▶ [WHAT IS BEING ASKED]
Among the lines below, tally those that hold "testdeploy". Return the number and nothing more.

▶ [DATA EXTRACT]
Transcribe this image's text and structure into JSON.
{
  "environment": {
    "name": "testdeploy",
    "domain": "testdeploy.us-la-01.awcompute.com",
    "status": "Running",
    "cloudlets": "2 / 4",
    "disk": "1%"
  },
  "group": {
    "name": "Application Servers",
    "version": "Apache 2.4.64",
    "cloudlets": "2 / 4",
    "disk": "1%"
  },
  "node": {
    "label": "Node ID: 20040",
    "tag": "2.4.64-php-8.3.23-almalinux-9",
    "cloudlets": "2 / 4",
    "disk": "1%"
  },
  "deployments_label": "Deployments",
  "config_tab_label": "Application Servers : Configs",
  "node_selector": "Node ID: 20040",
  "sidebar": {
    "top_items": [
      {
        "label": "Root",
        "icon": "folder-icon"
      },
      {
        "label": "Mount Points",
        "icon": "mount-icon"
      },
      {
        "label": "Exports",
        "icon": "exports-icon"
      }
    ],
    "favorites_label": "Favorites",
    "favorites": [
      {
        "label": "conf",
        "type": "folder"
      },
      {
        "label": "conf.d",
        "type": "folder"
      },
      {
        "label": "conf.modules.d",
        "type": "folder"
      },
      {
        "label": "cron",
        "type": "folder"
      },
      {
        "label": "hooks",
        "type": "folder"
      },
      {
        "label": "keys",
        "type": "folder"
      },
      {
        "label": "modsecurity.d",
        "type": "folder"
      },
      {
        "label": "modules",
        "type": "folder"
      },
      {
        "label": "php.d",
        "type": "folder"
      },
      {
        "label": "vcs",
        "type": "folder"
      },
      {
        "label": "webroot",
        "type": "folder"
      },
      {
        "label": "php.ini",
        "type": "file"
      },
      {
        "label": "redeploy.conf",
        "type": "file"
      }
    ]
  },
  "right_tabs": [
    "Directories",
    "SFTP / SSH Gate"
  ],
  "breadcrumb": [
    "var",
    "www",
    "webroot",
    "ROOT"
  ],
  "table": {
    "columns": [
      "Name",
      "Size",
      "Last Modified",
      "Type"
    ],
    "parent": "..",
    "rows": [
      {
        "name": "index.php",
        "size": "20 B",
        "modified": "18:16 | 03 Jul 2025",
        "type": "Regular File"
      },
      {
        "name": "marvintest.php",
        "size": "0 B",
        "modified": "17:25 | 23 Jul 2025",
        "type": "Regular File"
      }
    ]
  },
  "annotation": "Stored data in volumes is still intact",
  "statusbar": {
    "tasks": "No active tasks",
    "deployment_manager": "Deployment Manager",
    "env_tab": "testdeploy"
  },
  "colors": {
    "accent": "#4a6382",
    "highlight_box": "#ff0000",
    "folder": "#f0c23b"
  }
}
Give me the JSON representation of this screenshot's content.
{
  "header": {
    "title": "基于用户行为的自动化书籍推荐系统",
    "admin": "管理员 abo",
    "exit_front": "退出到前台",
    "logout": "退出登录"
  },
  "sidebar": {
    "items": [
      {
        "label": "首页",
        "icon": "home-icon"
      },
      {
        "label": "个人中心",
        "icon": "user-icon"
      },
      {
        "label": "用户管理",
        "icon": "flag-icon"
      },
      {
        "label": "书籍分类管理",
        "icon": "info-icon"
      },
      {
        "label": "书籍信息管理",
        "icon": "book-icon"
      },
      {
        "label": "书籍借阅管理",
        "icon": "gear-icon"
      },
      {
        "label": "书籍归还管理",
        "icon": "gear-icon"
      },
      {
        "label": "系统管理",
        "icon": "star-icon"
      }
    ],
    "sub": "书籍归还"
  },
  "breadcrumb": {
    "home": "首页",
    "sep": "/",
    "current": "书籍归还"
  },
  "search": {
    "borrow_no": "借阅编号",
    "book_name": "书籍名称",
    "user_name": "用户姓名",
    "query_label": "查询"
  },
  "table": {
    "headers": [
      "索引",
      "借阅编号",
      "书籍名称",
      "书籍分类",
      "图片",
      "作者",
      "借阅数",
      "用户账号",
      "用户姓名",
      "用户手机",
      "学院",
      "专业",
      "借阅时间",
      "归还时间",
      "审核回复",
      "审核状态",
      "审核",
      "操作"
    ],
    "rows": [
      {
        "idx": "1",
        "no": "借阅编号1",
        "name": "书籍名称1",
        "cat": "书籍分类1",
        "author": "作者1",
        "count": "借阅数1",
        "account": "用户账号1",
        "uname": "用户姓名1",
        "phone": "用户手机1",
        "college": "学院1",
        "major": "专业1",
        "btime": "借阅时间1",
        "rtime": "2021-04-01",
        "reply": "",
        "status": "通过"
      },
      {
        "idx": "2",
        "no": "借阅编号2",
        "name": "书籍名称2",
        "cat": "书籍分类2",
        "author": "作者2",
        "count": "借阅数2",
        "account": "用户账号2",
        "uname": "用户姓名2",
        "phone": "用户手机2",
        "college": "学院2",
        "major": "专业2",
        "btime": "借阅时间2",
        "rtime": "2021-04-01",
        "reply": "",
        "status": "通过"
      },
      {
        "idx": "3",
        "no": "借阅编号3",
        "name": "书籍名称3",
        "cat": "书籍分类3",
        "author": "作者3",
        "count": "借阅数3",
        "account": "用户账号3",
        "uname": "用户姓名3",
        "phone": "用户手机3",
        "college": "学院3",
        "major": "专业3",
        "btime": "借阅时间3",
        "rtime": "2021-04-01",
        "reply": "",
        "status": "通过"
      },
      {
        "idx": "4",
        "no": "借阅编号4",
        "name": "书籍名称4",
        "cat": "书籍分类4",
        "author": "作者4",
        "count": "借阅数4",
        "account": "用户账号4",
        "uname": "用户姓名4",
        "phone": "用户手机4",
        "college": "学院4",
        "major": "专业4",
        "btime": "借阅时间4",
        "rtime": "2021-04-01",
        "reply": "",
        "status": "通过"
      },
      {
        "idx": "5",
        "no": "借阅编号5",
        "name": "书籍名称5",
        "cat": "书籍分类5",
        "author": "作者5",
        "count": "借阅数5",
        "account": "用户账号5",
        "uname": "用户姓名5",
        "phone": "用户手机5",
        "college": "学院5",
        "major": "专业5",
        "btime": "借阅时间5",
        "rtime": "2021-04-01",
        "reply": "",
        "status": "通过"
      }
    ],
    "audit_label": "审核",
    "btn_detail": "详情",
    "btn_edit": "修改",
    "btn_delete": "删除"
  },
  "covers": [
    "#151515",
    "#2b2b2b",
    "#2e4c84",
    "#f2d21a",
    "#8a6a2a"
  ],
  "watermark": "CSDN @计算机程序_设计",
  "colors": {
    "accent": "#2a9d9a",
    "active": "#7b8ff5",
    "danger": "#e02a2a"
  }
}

▶ [SOLUTION BELOW]
3